• _Exercise aim_: Copy out each line of the data that contains "getName".
━━━━━ Task input
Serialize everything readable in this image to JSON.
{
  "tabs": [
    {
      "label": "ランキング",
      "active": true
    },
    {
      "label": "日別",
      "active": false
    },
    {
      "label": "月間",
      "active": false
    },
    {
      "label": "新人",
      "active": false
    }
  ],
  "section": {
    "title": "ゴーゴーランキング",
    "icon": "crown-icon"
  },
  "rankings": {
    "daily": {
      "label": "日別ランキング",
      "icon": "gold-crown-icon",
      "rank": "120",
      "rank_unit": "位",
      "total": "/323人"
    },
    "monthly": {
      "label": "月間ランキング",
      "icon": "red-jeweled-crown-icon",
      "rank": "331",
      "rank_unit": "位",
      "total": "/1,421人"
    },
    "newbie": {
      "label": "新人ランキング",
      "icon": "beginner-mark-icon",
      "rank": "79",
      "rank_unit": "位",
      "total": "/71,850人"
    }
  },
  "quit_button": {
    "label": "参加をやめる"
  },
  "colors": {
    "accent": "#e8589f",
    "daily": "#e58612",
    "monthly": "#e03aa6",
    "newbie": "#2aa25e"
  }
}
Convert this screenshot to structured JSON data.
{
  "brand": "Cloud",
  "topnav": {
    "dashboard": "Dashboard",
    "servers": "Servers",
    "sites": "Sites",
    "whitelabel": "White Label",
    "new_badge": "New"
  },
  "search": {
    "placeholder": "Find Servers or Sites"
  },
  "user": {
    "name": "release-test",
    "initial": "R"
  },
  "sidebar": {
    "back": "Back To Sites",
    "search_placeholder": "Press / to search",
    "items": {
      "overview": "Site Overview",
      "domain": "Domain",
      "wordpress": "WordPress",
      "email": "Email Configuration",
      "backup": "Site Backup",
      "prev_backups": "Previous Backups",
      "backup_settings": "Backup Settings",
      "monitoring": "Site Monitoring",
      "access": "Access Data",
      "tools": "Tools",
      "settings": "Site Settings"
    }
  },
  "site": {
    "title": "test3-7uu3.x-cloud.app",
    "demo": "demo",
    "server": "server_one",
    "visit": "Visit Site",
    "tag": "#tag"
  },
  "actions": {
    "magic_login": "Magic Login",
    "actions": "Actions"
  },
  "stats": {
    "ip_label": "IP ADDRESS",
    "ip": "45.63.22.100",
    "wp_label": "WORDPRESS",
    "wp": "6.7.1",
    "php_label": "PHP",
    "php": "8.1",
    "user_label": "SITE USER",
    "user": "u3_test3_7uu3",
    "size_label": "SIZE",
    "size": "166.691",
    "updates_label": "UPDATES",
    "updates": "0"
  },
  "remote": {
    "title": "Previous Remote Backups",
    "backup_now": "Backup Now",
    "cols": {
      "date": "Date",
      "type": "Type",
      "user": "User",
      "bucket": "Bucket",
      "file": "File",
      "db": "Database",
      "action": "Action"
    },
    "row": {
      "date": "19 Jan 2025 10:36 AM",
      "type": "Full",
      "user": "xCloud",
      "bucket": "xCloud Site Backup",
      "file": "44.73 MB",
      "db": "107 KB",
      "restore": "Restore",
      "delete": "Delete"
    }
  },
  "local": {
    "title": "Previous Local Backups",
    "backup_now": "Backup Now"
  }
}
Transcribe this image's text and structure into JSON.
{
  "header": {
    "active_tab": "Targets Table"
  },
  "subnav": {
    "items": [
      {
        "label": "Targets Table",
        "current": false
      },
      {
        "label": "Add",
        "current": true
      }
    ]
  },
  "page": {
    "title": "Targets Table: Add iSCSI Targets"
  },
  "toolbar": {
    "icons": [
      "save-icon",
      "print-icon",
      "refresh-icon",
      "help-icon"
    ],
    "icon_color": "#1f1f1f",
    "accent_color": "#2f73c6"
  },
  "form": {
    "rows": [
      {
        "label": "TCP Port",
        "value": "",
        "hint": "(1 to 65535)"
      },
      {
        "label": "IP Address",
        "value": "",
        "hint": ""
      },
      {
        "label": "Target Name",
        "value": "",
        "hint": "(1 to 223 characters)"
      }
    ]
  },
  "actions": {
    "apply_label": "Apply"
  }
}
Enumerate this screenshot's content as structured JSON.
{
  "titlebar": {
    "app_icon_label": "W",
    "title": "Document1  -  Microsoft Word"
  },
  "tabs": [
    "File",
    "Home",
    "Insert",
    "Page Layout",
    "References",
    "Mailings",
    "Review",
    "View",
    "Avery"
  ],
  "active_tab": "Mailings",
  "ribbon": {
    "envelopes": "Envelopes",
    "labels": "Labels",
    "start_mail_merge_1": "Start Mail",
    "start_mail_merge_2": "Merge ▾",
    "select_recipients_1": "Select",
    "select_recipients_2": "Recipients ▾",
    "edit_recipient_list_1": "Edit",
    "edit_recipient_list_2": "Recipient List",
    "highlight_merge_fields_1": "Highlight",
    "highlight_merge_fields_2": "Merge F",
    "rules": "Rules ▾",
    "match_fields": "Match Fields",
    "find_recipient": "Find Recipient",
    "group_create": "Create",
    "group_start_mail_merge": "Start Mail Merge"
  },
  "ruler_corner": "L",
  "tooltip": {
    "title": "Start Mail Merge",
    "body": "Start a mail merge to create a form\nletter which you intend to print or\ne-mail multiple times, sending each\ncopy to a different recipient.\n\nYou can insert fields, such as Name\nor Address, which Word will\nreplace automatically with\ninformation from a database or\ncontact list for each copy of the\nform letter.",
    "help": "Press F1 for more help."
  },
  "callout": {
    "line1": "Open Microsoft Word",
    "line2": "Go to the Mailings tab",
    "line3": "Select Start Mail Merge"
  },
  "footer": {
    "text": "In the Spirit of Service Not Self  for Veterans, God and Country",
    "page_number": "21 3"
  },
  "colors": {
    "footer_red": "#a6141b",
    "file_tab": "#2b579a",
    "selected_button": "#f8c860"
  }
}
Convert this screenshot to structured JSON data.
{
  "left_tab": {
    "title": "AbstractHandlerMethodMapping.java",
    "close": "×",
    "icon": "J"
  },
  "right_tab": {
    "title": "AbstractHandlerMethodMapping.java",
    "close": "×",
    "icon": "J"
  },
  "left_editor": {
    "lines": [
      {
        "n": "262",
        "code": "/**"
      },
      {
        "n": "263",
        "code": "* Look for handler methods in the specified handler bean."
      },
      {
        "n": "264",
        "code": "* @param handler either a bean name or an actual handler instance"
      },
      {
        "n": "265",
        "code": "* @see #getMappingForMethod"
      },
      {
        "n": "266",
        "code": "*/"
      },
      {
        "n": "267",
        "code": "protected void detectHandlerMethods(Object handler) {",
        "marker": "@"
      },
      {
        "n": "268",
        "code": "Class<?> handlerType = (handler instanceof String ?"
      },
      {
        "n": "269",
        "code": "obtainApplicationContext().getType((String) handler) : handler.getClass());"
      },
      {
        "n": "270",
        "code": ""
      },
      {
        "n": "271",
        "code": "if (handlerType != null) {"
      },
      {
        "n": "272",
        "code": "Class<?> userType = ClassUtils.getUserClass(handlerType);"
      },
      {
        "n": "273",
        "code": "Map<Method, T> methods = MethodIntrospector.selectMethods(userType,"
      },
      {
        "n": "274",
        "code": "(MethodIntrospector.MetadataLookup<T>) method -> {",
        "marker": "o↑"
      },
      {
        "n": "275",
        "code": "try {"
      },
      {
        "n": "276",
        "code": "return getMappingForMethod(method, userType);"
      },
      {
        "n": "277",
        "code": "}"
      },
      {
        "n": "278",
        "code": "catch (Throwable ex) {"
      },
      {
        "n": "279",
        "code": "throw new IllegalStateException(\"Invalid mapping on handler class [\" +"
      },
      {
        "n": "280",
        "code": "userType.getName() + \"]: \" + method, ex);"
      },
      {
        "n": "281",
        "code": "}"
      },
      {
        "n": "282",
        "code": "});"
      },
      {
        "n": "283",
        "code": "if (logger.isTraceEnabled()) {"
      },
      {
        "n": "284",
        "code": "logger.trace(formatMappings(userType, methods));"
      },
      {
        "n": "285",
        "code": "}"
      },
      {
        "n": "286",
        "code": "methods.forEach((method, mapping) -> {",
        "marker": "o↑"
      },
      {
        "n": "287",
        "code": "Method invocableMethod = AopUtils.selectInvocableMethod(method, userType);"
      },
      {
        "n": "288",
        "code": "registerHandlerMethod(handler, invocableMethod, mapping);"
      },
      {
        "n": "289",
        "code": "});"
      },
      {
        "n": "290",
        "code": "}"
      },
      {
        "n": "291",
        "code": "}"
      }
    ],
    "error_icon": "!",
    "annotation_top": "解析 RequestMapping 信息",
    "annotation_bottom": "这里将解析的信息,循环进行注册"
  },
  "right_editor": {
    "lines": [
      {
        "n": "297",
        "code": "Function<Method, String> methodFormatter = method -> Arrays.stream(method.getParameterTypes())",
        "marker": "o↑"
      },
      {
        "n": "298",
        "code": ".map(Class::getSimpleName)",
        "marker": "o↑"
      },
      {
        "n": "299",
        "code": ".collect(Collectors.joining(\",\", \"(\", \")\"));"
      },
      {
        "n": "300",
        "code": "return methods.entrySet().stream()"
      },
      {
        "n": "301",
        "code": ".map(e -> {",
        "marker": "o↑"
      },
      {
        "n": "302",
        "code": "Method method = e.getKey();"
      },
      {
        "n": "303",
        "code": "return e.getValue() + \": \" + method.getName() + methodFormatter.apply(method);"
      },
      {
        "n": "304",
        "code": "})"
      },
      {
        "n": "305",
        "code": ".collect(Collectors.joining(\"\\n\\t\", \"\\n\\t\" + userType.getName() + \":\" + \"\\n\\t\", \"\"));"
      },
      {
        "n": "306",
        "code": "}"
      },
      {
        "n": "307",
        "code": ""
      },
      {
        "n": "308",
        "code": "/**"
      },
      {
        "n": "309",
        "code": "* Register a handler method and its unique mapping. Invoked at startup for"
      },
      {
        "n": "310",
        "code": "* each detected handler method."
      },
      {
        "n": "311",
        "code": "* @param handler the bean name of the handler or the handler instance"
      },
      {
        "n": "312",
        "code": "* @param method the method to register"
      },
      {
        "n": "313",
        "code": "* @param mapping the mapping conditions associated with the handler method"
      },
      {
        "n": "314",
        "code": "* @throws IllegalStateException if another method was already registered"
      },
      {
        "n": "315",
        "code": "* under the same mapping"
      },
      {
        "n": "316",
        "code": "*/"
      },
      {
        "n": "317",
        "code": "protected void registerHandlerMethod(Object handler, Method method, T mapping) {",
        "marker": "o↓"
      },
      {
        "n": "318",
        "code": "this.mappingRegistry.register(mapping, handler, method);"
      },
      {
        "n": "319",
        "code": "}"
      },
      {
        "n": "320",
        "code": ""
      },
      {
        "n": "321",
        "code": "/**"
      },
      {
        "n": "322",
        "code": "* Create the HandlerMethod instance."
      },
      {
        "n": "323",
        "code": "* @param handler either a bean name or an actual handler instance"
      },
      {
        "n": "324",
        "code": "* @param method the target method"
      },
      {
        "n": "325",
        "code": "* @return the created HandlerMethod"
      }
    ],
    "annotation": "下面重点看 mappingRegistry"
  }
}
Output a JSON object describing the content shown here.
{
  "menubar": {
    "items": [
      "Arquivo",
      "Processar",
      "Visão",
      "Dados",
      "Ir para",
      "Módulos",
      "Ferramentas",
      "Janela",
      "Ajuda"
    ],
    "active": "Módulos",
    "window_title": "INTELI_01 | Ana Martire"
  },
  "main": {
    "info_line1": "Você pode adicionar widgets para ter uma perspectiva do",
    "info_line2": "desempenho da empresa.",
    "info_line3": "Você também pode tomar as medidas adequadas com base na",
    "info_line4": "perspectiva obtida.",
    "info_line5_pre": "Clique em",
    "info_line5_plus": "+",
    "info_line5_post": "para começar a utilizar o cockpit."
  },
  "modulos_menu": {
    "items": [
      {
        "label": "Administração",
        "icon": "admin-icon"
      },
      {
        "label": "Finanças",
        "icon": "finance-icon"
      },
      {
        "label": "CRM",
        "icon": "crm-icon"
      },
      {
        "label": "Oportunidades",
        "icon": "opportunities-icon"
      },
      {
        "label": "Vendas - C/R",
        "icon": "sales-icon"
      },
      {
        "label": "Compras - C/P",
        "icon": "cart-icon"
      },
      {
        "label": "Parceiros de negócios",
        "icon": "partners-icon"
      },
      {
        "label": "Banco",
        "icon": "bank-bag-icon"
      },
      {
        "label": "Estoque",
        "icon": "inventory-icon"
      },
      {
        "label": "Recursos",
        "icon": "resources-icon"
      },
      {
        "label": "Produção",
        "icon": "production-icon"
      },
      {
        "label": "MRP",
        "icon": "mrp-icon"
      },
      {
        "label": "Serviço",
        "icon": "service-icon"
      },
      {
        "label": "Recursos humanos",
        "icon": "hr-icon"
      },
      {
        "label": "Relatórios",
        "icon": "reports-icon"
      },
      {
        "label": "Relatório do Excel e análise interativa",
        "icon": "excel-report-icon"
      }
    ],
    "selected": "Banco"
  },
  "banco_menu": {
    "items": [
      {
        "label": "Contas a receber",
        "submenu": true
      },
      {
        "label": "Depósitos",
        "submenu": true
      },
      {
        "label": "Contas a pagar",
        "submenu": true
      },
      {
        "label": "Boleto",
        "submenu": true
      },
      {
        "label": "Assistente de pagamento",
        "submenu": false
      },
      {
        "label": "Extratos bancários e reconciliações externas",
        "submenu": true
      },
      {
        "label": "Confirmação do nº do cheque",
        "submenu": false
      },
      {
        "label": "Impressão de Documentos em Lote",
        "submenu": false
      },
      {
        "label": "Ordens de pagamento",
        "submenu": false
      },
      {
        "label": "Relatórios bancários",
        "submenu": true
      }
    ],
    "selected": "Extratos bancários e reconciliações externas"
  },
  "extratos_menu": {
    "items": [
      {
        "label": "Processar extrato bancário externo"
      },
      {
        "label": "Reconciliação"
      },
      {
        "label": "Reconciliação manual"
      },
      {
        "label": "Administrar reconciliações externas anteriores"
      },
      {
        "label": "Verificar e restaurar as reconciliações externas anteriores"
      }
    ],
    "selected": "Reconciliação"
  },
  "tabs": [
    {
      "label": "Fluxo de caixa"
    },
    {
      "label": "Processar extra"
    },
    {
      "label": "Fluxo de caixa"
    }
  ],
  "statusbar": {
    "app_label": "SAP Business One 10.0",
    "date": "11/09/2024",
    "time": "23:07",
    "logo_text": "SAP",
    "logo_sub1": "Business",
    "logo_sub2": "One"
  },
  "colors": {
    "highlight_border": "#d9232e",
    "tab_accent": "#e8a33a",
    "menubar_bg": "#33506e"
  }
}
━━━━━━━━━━
• _Problem solution_:
        "code": "userType.getName() + \"]: \" + method, ex);"
        "code": "return e.getValue() + \": \" + method.getName() + methodFormatter.apply(method);"
        "code": ".collect(Collectors.joining(\"\\n\\t\", \"\\n\\t\" + userType.getName() + \":\" + \"\\n\\t\", \"\"));"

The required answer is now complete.